> _Task item_: Copy out the whole listing below exactly.

> _Input material_:

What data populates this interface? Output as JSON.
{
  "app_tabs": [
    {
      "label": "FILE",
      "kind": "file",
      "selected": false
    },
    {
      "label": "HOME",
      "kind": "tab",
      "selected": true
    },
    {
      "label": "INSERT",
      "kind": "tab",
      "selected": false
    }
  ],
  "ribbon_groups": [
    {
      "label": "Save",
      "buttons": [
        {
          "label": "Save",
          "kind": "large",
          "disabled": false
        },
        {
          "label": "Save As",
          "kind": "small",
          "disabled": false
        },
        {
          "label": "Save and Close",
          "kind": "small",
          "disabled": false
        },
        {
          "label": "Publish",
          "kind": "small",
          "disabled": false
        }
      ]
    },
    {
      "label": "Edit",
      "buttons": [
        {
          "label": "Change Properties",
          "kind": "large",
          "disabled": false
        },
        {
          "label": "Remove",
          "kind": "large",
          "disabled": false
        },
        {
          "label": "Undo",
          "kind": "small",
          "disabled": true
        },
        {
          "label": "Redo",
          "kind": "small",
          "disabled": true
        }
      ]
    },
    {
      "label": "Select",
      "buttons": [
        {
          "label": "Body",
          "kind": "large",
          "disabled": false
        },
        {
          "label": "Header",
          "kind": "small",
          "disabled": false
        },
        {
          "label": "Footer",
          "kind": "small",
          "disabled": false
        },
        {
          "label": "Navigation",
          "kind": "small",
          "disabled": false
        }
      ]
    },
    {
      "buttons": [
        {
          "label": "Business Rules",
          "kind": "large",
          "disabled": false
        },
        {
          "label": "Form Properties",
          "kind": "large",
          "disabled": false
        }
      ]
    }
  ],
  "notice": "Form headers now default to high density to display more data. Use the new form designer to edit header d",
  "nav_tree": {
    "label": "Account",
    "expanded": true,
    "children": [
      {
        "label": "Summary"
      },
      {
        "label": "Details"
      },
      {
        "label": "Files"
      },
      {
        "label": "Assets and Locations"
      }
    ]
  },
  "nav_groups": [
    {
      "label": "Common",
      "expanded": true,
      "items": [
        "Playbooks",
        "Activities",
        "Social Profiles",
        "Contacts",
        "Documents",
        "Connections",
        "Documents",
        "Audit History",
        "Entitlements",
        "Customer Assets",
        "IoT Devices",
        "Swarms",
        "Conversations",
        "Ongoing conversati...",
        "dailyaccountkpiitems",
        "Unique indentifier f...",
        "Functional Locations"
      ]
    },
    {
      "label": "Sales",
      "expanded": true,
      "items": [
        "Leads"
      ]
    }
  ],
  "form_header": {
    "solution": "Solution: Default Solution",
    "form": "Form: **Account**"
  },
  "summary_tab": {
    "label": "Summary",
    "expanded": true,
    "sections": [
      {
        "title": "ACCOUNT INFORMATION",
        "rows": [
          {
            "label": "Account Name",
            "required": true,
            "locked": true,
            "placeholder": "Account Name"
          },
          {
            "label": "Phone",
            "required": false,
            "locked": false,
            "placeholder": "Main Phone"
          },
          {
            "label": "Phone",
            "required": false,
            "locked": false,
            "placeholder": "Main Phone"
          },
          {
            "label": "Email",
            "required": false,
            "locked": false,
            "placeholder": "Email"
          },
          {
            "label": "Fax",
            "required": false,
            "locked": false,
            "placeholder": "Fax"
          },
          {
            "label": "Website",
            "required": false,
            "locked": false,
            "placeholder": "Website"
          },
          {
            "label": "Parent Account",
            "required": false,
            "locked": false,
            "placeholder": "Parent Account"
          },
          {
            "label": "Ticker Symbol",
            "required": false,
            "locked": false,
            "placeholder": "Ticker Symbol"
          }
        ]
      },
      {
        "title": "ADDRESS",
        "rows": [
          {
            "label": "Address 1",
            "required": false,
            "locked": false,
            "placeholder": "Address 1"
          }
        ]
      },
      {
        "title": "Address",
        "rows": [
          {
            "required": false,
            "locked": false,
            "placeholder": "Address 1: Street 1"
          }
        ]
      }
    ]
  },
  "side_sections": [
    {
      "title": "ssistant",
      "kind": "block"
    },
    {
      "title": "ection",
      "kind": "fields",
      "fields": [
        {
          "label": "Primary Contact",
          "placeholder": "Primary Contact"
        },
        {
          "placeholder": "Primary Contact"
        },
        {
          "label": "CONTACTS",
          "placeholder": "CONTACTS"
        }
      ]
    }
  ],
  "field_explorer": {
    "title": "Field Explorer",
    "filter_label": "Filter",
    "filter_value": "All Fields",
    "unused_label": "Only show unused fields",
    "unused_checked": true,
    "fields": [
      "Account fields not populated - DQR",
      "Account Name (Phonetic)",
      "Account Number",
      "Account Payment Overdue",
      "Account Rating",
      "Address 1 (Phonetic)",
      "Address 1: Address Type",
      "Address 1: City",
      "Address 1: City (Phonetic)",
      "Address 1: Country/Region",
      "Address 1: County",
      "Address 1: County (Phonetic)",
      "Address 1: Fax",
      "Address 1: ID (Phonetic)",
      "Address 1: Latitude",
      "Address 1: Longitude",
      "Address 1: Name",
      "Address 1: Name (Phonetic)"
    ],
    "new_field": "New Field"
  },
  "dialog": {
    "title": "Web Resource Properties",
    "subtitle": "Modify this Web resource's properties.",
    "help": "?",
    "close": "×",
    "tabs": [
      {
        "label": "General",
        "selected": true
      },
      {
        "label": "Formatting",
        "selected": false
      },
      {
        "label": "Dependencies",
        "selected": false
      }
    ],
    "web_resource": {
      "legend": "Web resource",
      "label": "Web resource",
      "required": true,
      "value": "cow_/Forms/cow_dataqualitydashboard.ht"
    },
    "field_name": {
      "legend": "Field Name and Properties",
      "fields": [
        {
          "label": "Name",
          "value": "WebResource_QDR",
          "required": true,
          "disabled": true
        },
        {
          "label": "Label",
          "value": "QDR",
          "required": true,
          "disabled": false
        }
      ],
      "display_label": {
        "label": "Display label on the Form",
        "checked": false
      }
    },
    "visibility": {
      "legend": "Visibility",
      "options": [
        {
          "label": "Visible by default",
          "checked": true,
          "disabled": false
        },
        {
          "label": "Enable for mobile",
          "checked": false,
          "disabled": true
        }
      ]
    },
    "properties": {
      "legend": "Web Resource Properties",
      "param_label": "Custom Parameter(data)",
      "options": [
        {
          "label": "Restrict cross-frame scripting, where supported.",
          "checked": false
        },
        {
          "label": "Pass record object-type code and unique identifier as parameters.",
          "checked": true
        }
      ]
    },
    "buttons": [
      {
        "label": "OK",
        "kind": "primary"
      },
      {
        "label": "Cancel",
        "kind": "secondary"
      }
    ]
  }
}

> _Answer to the problem_:
What data populates this interface? Output as JSON.
{
  "app_tabs": [
    {
      "label": "FILE",
      "kind": "file",
      "selected": false
    },
    {
      "label": "HOME",
      "kind": "tab",
      "selected": true
    },
    {
      "label": "INSERT",
      "kind": "tab",
      "selected": false
    }
  ],
  "ribbon_groups": [
    {
      "label": "Save",
      "buttons": [
        {
          "label": "Save",
          "kind": "large",
          "disabled": false
        },
        {
          "label": "Save As",
          "kind": "small",
          "disabled": false
        },
        {
          "label": "Save and Close",
          "kind": "small",
          "disabled": false
        },
        {
          "label": "Publish",
          "kind": "small",
          "disabled": false
        }
      ]
    },
    {
      "label": "Edit",
      "buttons": [
        {
          "label": "Change Properties",
          "kind": "large",
          "disabled": false
        },
        {
          "label": "Remove",
          "kind": "large",
          "disabled": false
        },
        {
          "label": "Undo",
          "kind": "small",
          "disabled": true
        },
        {
          "label": "Redo",
          "kind": "small",
          "disabled": true
        }
      ]
    },
    {
      "label": "Select",
      "buttons": [
        {
          "label": "Body",
          "kind": "large",
          "disabled": false
        },
        {
          "label": "Header",
          "kind": "small",
          "disabled": false
        },
        {
          "label": "Footer",
          "kind": "small",
          "disabled": false
        },
        {
          "label": "Navigation",
          "kind": "small",
          "disabled": false
        }
      ]
    },
    {
      "buttons": [
        {
          "label": "Business Rules",
          "kind": "large",
          "disabled": false
        },
        {
          "label": "Form Properties",
          "kind": "large",
          "disabled": false
        }
      ]
    }
  ],
  "notice": "Form headers now default to high density to display more data. Use the new form designer to edit header d",
  "nav_tree": {
    "label": "Account",
    "expanded": true,
    "children": [
      {
        "label": "Summary"
      },
      {
        "label": "Details"
      },
      {
        "label": "Files"
      },
      {
        "label": "Assets and Locations"
      }
    ]
  },
  "nav_groups": [
    {
      "label": "Common",
      "expanded": true,
      "items": [
        "Playbooks",
        "Activities",
        "Social Profiles",
        "Contacts",
        "Documents",
        "Connections",
        "Documents",
        "Audit History",
        "Entitlements",
        "Customer Assets",
        "IoT Devices",
        "Swarms",
        "Conversations",
        "Ongoing conversati...",
        "dailyaccountkpiitems",
        "Unique indentifier f...",
        "Functional Locations"
      ]
    },
    {
      "label": "Sales",
      "expanded": true,
      "items": [
        "Leads"
      ]
    }
  ],
  "form_header": {
    "solution": "Solution: Default Solution",
    "form": "Form: **Account**"
  },
  "summary_tab": {
    "label": "Summary",
    "expanded": true,
    "sections": [
      {
        "title": "ACCOUNT INFORMATION",
        "rows": [
          {
            "label": "Account Name",
            "required": true,
            "locked": true,
            "placeholder": "Account Name"
          },
          {
            "label": "Phone",
            "required": false,
            "locked": false,
            "placeholder": "Main Phone"
          },
          {
            "label": "Phone",
            "required": false,
            "locked": false,
            "placeholder": "Main Phone"
          },
          {
            "label": "Email",
            "required": false,
            "locked": false,
            "placeholder": "Email"
          },
          {
            "label": "Fax",
            "required": false,
            "locked": false,
            "placeholder": "Fax"
          },
          {
            "label": "Website",
            "required": false,
            "locked": false,
            "placeholder": "Website"
          },
          {
            "label": "Parent Account",
            "required": false,
            "locked": false,
            "placeholder": "Parent Account"
          },
          {
            "label": "Ticker Symbol",
            "required": false,
            "locked": false,
            "placeholder": "Ticker Symbol"
          }
        ]
      },
      {
        "title": "ADDRESS",
        "rows": [
          {
            "label": "Address 1",
            "required": false,
            "locked": false,
            "placeholder": "Address 1"
          }
        ]
      },
      {
        "title": "Address",
        "rows": [
          {
            "required": false,
            "locked": false,
            "placeholder": "Address 1: Street 1"
          }
        ]
      }
    ]
  },
  "side_sections": [
    {
      "title": "ssistant",
      "kind": "block"
    },
    {
      "title": "ection",
      "kind": "fields",
      "fields": [
        {
          "label": "Primary Contact",
          "placeholder": "Primary Contact"
        },
        {
          "placeholder": "Primary Contact"
        },
        {
          "label": "CONTACTS",
          "placeholder": "CONTACTS"
        }
      ]
    }
  ],
  "field_explorer": {
    "title": "Field Explorer",
    "filter_label": "Filter",
    "filter_value": "All Fields",
    "unused_label": "Only show unused fields",
    "unused_checked": true,
    "fields": [
      "Account fields not populated - DQR",
      "Account Name (Phonetic)",
      "Account Number",
      "Account Payment Overdue",
      "Account Rating",
      "Address 1 (Phonetic)",
      "Address 1: Address Type",
      "Address 1: City",
      "Address 1: City (Phonetic)",
      "Address 1: Country/Region",
      "Address 1: County",
      "Address 1: County (Phonetic)",
      "Address 1: Fax",
      "Address 1: ID (Phonetic)",
      "Address 1: Latitude",
      "Address 1: Longitude",
      "Address 1: Name",
      "Address 1: Name (Phonetic)"
    ],
    "new_field": "New Field"
  },
  "dialog": {
    "title": "Web Resource Properties",
    "subtitle": "Modify this Web resource's properties.",
    "help": "?",
    "close": "×",
    "tabs": [
      {
        "label": "General",
        "selected": true
      },
      {
        "label": "Formatting",
        "selected": false
      },
      {
        "label": "Dependencies",
        "selected": false
      }
    ],
    "web_resource": {
      "legend": "Web resource",
      "label": "Web resource",
      "required": true,
      "value": "cow_/Forms/cow_dataqualitydashboard.ht"
    },
    "field_name": {
      "legend": "Field Name and Properties",
      "fields": [
        {
          "label": "Name",
          "value": "WebResource_QDR",
          "required": true,
          "disabled": true
        },
        {
          "label": "Label",
          "value": "QDR",
          "required": true,
          "disabled": false
        }
      ],
      "display_label": {
        "label": "Display label on the Form",
        "checked": false
      }
    },
    "visibility": {
      "legend": "Visibility",
      "options": [
        {
          "label": "Visible by default",
          "checked": true,
          "disabled": false
        },
        {
          "label": "Enable for mobile",
          "checked": false,
          "disabled": true
        }
      ]
    },
    "properties": {
      "legend": "Web Resource Properties",
      "param_label": "Custom Parameter(data)",
      "options": [
        {
          "label": "Restrict cross-frame scripting, where supported.",
          "checked": false
        },
        {
          "label": "Pass record object-type code and unique identifier as parameters.",
          "checked": true
        }
      ]
    },
    "buttons": [
      {
        "label": "OK",
        "kind": "primary"
      },
      {
        "label": "Cancel",
        "kind": "secondary"
      }
    ]
  }
}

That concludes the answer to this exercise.